**Aim of the exercise**
If a line in the records below contains the word "views", copy it.

App and web page records:
____________
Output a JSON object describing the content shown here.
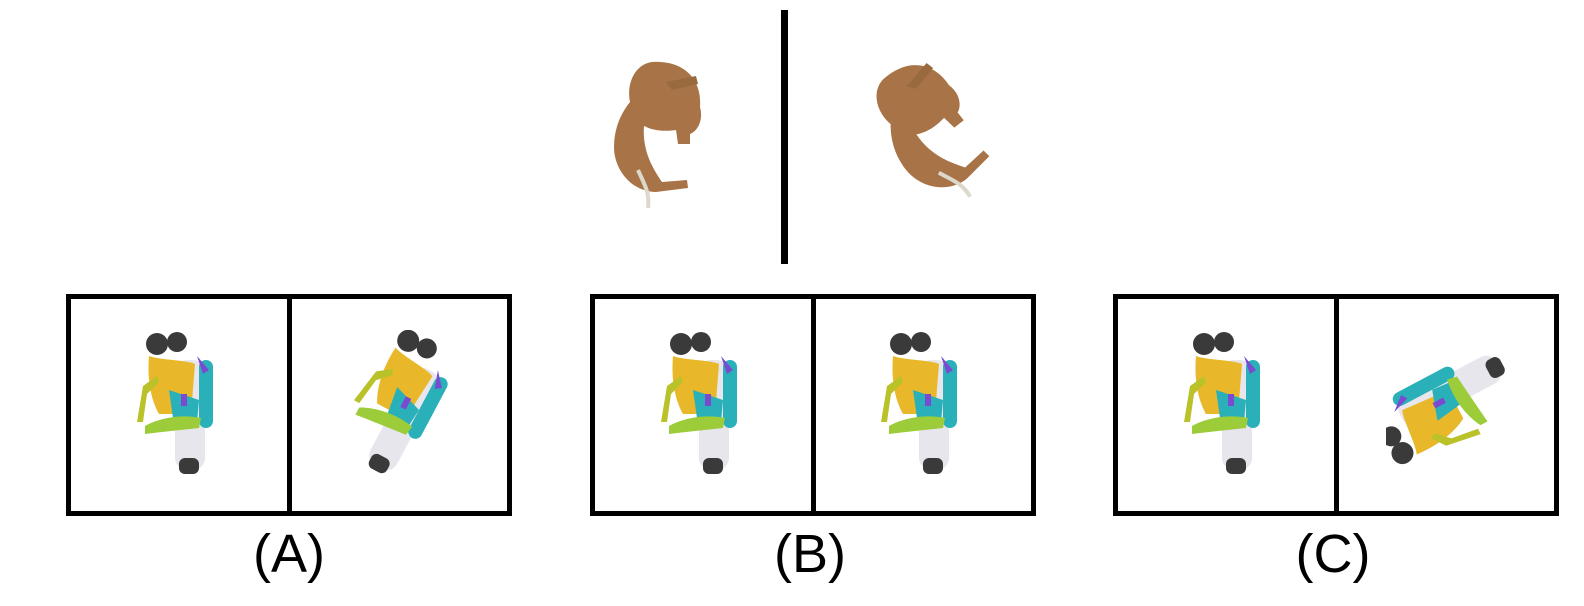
{
  "reference": {
    "left_icon": "elephant-icon",
    "right_icon": "elephant-rotated-icon"
  },
  "options": [
    {
      "label": "(A)",
      "left_icon": "motorcycle-rider-icon",
      "right_icon": "motorcycle-rider-rotated-icon"
    },
    {
      "label": "(B)",
      "left_icon": "motorcycle-rider-icon",
      "right_icon": "motorcycle-rider-icon"
    },
    {
      "label": "(C)",
      "left_icon": "motorcycle-rider-icon",
      "right_icon": "motorcycle-rider-rotated-icon"
    }
  ],
  "colors": {
    "elephant": "#a87447",
    "tusk": "#dcd8cc",
    "rider_skin": "#e8b82a",
    "hair": "#3a3a3a",
    "teal": "#2ab0b8",
    "green": "#9ccc3a",
    "purple": "#7a4bd0",
    "bike": "#e6e6ec"
  }
}
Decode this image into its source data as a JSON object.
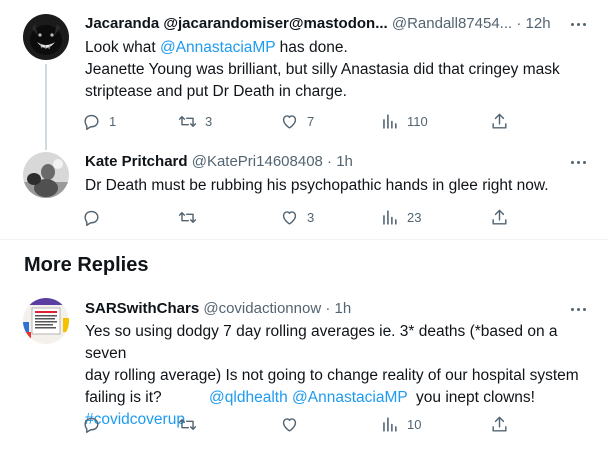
{
  "tweets": [
    {
      "name": "Jacaranda @jacarandomiser@mastodon...",
      "handle": "@Randall87454...",
      "dot": "·",
      "time": "12h",
      "body": [
        [
          {
            "text": "Look what "
          },
          {
            "text": "@AnnastaciaMP",
            "link": true
          },
          {
            "text": " has done."
          }
        ],
        [
          {
            "text": "Jeanette Young was brilliant, but silly Anastasia did that cringey mask"
          }
        ],
        [
          {
            "text": "striptease and put Dr Death in charge."
          }
        ]
      ],
      "replies": "1",
      "retweets": "3",
      "likes": "7",
      "views": "110"
    },
    {
      "name": "Kate Pritchard",
      "handle": "@KatePri14608408",
      "dot": "·",
      "time": "1h",
      "body": [
        [
          {
            "text": "Dr Death must be rubbing his psychopathic hands in glee right now."
          }
        ]
      ],
      "replies": "",
      "retweets": "",
      "likes": "3",
      "views": "23"
    },
    {
      "name": "SARSwithChars",
      "handle": "@covidactionnow",
      "dot": "·",
      "time": "1h",
      "body": [
        [
          {
            "text": "Yes so using dodgy 7 day rolling averages ie.  3* deaths (*based on a seven"
          }
        ],
        [
          {
            "text": "day rolling average) Is not going to change reality of our hospital system"
          }
        ],
        [
          {
            "text": "failing is it?           "
          },
          {
            "text": "@qldhealth",
            "link": true
          },
          {
            "text": " "
          },
          {
            "text": "@AnnastaciaMP",
            "link": true
          },
          {
            "text": "  you inept clowns!"
          }
        ],
        [
          {
            "text": "#covidcoverup",
            "link": true
          }
        ]
      ],
      "replies": "",
      "retweets": "",
      "likes": "",
      "views": "10"
    }
  ],
  "section": {
    "more_replies": "More Replies"
  },
  "icons": {
    "reply": "reply-icon",
    "retweet": "retweet-icon",
    "like": "heart-icon",
    "views": "views-icon",
    "share": "share-icon",
    "more": "more-icon"
  },
  "colors": {
    "link": "#1d9bf0",
    "muted": "#536471",
    "text": "#0f1419",
    "divider": "#eff3f4"
  }
}
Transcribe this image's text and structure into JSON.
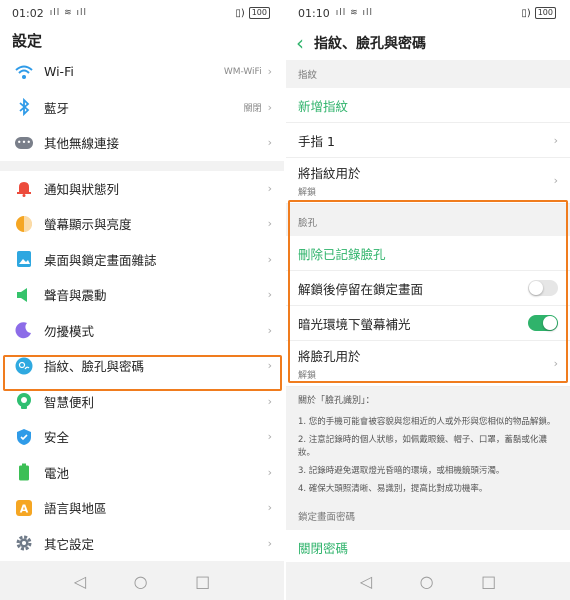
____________
**Exercise result**
      "views": "110"
      "views": "23"
      "views": "10"
    "views": "views-icon",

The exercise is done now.